-- Input --
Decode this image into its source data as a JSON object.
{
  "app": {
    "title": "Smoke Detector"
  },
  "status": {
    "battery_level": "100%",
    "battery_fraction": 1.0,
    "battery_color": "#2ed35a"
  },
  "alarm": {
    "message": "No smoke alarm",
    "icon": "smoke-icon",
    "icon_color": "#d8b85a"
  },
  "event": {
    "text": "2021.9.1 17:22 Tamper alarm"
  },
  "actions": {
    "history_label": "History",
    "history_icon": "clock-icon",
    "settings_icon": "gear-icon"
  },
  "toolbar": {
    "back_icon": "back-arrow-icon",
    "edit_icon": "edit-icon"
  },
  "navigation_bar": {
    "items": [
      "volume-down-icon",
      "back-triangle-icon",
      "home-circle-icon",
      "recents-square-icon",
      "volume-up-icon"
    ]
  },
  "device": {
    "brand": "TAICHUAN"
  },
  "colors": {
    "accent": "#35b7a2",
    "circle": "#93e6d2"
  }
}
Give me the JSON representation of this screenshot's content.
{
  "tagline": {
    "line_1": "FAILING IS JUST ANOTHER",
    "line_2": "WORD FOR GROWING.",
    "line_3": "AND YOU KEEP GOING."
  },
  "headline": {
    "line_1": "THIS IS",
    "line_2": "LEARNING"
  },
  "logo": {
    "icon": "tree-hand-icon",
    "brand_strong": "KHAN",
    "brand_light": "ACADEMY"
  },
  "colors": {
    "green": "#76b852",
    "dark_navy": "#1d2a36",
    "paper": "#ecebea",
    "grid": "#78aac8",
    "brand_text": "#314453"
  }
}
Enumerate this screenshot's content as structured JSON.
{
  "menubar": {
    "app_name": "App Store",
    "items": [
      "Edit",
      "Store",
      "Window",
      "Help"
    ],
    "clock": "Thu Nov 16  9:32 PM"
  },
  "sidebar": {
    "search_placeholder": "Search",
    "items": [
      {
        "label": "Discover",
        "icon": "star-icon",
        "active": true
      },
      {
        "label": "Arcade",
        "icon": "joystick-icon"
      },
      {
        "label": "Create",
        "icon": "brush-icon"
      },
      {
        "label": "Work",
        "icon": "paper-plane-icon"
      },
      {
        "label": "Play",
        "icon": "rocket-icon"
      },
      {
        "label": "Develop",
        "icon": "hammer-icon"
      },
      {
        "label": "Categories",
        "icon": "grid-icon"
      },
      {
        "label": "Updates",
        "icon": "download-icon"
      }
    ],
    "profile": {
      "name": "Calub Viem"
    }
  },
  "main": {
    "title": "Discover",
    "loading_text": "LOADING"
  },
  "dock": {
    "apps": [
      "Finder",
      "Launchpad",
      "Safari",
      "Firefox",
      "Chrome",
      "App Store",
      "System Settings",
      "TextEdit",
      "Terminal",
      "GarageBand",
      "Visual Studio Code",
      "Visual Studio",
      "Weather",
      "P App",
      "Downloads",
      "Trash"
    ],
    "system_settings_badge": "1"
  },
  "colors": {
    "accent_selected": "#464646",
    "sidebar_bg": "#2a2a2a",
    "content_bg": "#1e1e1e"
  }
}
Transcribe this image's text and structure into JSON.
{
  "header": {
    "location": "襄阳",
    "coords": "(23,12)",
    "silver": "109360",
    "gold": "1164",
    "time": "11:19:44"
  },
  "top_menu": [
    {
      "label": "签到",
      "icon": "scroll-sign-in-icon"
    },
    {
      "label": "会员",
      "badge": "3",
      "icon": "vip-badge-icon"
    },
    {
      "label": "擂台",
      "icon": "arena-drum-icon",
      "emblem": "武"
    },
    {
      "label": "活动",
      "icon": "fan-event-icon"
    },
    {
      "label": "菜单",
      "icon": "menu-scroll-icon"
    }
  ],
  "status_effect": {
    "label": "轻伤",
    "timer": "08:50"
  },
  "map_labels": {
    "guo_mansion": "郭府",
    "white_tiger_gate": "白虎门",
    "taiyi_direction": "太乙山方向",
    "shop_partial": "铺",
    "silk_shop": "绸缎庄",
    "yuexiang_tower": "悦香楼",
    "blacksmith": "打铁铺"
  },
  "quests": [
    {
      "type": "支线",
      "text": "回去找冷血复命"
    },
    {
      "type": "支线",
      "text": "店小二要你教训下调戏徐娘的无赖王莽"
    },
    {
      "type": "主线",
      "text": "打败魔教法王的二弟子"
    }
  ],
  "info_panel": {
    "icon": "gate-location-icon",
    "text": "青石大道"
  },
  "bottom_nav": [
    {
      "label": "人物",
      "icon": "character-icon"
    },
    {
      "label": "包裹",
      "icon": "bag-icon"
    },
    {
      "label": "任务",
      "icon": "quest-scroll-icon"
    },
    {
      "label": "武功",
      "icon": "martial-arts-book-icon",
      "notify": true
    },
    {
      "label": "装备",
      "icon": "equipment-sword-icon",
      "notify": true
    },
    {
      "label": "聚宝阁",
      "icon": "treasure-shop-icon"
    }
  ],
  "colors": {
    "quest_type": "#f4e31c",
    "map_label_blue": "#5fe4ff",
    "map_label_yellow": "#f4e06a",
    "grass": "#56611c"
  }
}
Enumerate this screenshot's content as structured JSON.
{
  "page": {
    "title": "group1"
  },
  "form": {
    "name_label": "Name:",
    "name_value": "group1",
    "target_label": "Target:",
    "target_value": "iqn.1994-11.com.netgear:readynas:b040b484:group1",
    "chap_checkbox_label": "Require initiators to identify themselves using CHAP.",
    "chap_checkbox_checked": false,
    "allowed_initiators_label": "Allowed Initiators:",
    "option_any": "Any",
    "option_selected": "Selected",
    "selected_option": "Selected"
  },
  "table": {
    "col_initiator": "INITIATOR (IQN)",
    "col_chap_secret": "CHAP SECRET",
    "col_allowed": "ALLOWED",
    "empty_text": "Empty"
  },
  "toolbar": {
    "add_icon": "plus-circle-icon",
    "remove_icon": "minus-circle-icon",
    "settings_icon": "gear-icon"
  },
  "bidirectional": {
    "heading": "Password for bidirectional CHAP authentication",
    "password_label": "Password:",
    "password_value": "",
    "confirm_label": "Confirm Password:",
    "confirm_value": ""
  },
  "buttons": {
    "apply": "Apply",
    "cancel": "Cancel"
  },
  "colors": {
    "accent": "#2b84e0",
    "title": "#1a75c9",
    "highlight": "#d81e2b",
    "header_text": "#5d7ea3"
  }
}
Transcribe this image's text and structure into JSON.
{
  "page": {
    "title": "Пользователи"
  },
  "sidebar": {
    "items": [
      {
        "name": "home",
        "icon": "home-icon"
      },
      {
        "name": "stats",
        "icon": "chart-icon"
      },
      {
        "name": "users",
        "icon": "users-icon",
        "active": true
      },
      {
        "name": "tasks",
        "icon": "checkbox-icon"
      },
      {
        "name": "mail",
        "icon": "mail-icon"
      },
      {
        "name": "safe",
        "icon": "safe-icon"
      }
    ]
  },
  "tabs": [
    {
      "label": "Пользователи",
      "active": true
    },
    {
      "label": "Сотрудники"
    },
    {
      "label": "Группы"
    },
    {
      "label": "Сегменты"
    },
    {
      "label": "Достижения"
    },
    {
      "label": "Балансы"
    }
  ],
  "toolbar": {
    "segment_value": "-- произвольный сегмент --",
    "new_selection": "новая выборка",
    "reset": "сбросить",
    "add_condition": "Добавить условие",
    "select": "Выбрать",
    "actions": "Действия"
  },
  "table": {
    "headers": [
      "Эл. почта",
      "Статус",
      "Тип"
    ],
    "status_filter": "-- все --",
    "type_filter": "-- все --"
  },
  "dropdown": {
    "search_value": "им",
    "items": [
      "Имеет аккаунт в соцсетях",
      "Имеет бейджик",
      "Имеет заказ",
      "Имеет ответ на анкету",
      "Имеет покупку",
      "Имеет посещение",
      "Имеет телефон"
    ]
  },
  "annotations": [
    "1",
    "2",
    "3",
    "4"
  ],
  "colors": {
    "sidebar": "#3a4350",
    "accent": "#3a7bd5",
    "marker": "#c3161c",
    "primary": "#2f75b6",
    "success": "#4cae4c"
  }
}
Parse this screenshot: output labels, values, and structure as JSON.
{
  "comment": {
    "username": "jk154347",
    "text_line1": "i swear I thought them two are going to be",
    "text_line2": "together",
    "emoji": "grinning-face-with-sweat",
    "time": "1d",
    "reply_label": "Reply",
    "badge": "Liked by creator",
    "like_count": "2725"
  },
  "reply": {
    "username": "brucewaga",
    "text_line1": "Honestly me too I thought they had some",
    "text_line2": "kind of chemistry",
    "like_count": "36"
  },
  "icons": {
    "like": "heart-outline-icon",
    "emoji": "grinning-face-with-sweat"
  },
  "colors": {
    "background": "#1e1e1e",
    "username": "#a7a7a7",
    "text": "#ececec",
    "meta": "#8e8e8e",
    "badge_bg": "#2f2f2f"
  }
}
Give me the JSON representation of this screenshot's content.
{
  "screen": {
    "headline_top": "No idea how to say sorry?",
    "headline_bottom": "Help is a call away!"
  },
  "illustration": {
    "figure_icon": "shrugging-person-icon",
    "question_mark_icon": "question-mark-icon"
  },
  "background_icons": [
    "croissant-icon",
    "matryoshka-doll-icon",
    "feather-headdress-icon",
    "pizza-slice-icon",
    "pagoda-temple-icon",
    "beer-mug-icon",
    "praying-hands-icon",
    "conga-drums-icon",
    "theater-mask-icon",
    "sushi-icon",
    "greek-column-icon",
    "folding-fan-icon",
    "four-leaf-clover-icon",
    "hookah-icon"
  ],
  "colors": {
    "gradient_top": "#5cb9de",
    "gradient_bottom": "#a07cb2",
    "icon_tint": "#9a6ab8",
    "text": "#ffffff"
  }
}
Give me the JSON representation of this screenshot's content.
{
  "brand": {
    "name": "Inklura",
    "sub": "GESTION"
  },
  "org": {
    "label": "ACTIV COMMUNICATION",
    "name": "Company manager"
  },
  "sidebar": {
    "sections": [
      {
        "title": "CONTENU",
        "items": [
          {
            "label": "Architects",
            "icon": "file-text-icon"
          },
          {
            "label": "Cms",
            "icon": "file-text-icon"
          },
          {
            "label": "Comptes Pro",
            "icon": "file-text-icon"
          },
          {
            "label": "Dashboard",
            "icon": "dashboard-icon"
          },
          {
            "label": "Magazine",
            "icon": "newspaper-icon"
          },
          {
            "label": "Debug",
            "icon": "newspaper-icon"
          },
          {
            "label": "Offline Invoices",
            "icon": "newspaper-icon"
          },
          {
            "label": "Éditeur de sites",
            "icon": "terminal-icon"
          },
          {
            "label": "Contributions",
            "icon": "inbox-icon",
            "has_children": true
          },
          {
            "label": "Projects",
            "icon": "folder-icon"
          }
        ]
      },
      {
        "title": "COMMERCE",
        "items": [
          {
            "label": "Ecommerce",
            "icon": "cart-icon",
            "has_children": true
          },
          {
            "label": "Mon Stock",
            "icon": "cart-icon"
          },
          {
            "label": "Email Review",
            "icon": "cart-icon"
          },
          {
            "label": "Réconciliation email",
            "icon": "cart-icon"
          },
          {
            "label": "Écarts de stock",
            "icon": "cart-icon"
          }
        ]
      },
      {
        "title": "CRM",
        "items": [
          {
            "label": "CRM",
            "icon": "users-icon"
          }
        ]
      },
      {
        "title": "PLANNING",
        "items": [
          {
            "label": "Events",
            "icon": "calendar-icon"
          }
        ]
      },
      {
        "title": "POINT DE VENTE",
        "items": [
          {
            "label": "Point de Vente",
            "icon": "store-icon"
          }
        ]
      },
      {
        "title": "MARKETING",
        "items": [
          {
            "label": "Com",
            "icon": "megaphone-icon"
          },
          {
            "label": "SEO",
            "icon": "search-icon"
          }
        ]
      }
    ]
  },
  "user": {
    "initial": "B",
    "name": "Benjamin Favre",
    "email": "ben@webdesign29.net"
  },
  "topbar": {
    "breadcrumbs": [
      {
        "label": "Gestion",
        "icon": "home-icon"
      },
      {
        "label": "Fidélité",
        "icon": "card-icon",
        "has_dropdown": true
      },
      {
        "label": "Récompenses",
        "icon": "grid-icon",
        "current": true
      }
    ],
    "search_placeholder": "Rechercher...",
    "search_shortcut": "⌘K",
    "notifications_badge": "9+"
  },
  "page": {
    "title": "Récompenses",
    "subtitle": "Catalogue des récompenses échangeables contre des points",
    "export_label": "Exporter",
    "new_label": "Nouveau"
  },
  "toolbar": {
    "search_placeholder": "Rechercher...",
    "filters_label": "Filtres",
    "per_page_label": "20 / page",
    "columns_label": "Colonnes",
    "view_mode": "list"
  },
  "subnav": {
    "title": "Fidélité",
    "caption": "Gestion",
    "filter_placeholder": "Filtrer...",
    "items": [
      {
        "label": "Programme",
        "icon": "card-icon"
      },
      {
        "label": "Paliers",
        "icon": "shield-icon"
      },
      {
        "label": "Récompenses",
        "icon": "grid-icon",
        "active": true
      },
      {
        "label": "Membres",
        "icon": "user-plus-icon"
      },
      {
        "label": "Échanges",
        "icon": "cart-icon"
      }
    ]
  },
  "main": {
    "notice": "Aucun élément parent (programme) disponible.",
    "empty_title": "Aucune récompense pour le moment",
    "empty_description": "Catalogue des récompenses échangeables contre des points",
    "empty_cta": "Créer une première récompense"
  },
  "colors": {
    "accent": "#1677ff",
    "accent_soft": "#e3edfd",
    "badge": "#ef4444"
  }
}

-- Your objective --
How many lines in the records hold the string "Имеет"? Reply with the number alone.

-- Expected output --
7